» Data shown
○ ○ ○
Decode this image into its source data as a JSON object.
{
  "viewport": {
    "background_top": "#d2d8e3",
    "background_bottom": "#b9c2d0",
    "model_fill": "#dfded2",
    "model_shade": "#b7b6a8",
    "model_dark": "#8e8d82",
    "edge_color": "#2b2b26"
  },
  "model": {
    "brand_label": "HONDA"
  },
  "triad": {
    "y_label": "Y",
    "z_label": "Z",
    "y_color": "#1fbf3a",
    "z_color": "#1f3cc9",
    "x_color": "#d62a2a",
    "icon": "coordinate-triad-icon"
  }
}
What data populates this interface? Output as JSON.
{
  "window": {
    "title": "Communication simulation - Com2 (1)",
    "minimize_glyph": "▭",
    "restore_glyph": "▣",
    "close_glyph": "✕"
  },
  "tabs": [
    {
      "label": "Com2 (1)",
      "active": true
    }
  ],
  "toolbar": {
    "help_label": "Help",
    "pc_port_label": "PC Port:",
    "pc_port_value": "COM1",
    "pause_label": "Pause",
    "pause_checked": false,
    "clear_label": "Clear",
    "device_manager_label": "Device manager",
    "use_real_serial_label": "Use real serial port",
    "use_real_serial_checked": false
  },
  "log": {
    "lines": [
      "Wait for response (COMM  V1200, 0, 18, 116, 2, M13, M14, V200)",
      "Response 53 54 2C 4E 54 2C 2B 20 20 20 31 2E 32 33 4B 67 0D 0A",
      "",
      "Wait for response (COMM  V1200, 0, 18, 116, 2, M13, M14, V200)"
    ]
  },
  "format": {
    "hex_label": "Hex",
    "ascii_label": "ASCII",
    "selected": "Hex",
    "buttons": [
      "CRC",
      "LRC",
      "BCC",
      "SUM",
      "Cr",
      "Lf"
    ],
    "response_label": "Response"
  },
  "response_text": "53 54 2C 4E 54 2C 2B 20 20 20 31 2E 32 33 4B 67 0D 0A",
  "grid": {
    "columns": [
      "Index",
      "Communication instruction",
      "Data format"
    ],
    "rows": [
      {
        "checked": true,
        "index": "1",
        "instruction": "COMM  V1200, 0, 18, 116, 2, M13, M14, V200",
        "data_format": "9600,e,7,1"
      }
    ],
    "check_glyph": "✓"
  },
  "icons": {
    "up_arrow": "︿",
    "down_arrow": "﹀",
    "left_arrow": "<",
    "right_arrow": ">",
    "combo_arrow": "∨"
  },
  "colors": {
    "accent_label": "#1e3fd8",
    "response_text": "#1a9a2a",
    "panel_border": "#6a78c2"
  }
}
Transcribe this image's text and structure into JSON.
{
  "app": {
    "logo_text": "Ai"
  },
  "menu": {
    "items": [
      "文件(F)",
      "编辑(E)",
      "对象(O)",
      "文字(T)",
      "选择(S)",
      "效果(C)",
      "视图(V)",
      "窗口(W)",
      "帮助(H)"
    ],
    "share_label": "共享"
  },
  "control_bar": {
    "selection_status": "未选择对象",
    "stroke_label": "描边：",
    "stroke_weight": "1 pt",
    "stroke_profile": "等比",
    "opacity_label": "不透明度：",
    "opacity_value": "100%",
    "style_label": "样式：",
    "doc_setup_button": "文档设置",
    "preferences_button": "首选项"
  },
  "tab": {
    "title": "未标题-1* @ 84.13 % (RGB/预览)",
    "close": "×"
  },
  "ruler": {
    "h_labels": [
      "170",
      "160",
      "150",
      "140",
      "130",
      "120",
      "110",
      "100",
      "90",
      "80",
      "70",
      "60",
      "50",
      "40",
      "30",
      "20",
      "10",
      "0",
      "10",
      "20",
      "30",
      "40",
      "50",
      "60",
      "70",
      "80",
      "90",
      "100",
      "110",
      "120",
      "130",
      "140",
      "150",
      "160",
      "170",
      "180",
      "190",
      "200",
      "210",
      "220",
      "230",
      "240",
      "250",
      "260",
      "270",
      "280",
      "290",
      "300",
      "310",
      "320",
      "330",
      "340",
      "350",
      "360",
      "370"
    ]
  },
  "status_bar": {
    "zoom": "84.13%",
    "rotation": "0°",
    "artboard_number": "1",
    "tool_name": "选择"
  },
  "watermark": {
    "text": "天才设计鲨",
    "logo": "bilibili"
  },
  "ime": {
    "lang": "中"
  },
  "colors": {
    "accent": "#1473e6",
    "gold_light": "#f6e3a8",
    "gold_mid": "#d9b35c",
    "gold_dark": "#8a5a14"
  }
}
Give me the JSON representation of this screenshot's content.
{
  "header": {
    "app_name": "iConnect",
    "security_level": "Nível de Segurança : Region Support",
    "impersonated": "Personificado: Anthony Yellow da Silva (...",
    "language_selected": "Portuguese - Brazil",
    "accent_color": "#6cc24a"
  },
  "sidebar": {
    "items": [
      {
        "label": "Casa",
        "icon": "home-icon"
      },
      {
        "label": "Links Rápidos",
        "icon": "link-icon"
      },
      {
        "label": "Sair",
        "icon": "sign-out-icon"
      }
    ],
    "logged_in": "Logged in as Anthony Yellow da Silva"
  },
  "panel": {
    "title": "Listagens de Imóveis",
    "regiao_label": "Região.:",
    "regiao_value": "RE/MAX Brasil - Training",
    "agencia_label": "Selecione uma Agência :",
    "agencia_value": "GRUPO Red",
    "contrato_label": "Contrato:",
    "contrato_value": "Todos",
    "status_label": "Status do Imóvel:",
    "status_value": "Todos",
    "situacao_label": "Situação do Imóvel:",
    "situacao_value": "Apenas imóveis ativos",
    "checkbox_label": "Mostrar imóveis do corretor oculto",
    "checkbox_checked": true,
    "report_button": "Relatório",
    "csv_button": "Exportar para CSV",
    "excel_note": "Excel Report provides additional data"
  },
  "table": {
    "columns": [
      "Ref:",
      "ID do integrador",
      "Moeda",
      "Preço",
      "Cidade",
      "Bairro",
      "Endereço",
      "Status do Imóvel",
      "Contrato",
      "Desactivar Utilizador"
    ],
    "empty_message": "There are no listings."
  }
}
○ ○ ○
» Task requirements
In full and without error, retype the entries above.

» Answer to this exercise
Decode this image into its source data as a JSON object.
{
  "viewport": {
    "background_top": "#d2d8e3",
    "background_bottom": "#b9c2d0",
    "model_fill": "#dfded2",
    "model_shade": "#b7b6a8",
    "model_dark": "#8e8d82",
    "edge_color": "#2b2b26"
  },
  "model": {
    "brand_label": "HONDA"
  },
  "triad": {
    "y_label": "Y",
    "z_label": "Z",
    "y_color": "#1fbf3a",
    "z_color": "#1f3cc9",
    "x_color": "#d62a2a",
    "icon": "coordinate-triad-icon"
  }
}
What data populates this interface? Output as JSON.
{
  "window": {
    "title": "Communication simulation - Com2 (1)",
    "minimize_glyph": "▭",
    "restore_glyph": "▣",
    "close_glyph": "✕"
  },
  "tabs": [
    {
      "label": "Com2 (1)",
      "active": true
    }
  ],
  "toolbar": {
    "help_label": "Help",
    "pc_port_label": "PC Port:",
    "pc_port_value": "COM1",
    "pause_label": "Pause",
    "pause_checked": false,
    "clear_label": "Clear",
    "device_manager_label": "Device manager",
    "use_real_serial_label": "Use real serial port",
    "use_real_serial_checked": false
  },
  "log": {
    "lines": [
      "Wait for response (COMM  V1200, 0, 18, 116, 2, M13, M14, V200)",
      "Response 53 54 2C 4E 54 2C 2B 20 20 20 31 2E 32 33 4B 67 0D 0A",
      "",
      "Wait for response (COMM  V1200, 0, 18, 116, 2, M13, M14, V200)"
    ]
  },
  "format": {
    "hex_label": "Hex",
    "ascii_label": "ASCII",
    "selected": "Hex",
    "buttons": [
      "CRC",
      "LRC",
      "BCC",
      "SUM",
      "Cr",
      "Lf"
    ],
    "response_label": "Response"
  },
  "response_text": "53 54 2C 4E 54 2C 2B 20 20 20 31 2E 32 33 4B 67 0D 0A",
  "grid": {
    "columns": [
      "Index",
      "Communication instruction",
      "Data format"
    ],
    "rows": [
      {
        "checked": true,
        "index": "1",
        "instruction": "COMM  V1200, 0, 18, 116, 2, M13, M14, V200",
        "data_format": "9600,e,7,1"
      }
    ],
    "check_glyph": "✓"
  },
  "icons": {
    "up_arrow": "︿",
    "down_arrow": "﹀",
    "left_arrow": "<",
    "right_arrow": ">",
    "combo_arrow": "∨"
  },
  "colors": {
    "accent_label": "#1e3fd8",
    "response_text": "#1a9a2a",
    "panel_border": "#6a78c2"
  }
}
Transcribe this image's text and structure into JSON.
{
  "app": {
    "logo_text": "Ai"
  },
  "menu": {
    "items": [
      "文件(F)",
      "编辑(E)",
      "对象(O)",
      "文字(T)",
      "选择(S)",
      "效果(C)",
      "视图(V)",
      "窗口(W)",
      "帮助(H)"
    ],
    "share_label": "共享"
  },
  "control_bar": {
    "selection_status": "未选择对象",
    "stroke_label": "描边：",
    "stroke_weight": "1 pt",
    "stroke_profile": "等比",
    "opacity_label": "不透明度：",
    "opacity_value": "100%",
    "style_label": "样式：",
    "doc_setup_button": "文档设置",
    "preferences_button": "首选项"
  },
  "tab": {
    "title": "未标题-1* @ 84.13 % (RGB/预览)",
    "close": "×"
  },
  "ruler": {
    "h_labels": [
      "170",
      "160",
      "150",
      "140",
      "130",
      "120",
      "110",
      "100",
      "90",
      "80",
      "70",
      "60",
      "50",
      "40",
      "30",
      "20",
      "10",
      "0",
      "10",
      "20",
      "30",
      "40",
      "50",
      "60",
      "70",
      "80",
      "90",
      "100",
      "110",
      "120",
      "130",
      "140",
      "150",
      "160",
      "170",
      "180",
      "190",
      "200",
      "210",
      "220",
      "230",
      "240",
      "250",
      "260",
      "270",
      "280",
      "290",
      "300",
      "310",
      "320",
      "330",
      "340",
      "350",
      "360",
      "370"
    ]
  },
  "status_bar": {
    "zoom": "84.13%",
    "rotation": "0°",
    "artboard_number": "1",
    "tool_name": "选择"
  },
  "watermark": {
    "text": "天才设计鲨",
    "logo": "bilibili"
  },
  "ime": {
    "lang": "中"
  },
  "colors": {
    "accent": "#1473e6",
    "gold_light": "#f6e3a8",
    "gold_mid": "#d9b35c",
    "gold_dark": "#8a5a14"
  }
}
Give me the JSON representation of this screenshot's content.
{
  "header": {
    "app_name": "iConnect",
    "security_level": "Nível de Segurança : Region Support",
    "impersonated": "Personificado: Anthony Yellow da Silva (...",
    "language_selected": "Portuguese - Brazil",
    "accent_color": "#6cc24a"
  },
  "sidebar": {
    "items": [
      {
        "label": "Casa",
        "icon": "home-icon"
      },
      {
        "label": "Links Rápidos",
        "icon": "link-icon"
      },
      {
        "label": "Sair",
        "icon": "sign-out-icon"
      }
    ],
    "logged_in": "Logged in as Anthony Yellow da Silva"
  },
  "panel": {
    "title": "Listagens de Imóveis",
    "regiao_label": "Região.:",
    "regiao_value": "RE/MAX Brasil - Training",
    "agencia_label": "Selecione uma Agência :",
    "agencia_value": "GRUPO Red",
    "contrato_label": "Contrato:",
    "contrato_value": "Todos",
    "status_label": "Status do Imóvel:",
    "status_value": "Todos",
    "situacao_label": "Situação do Imóvel:",
    "situacao_value": "Apenas imóveis ativos",
    "checkbox_label": "Mostrar imóveis do corretor oculto",
    "checkbox_checked": true,
    "report_button": "Relatório",
    "csv_button": "Exportar para CSV",
    "excel_note": "Excel Report provides additional data"
  },
  "table": {
    "columns": [
      "Ref:",
      "ID do integrador",
      "Moeda",
      "Preço",
      "Cidade",
      "Bairro",
      "Endereço",
      "Status do Imóvel",
      "Contrato",
      "Desactivar Utilizador"
    ],
    "empty_message": "There are no listings."
  }
}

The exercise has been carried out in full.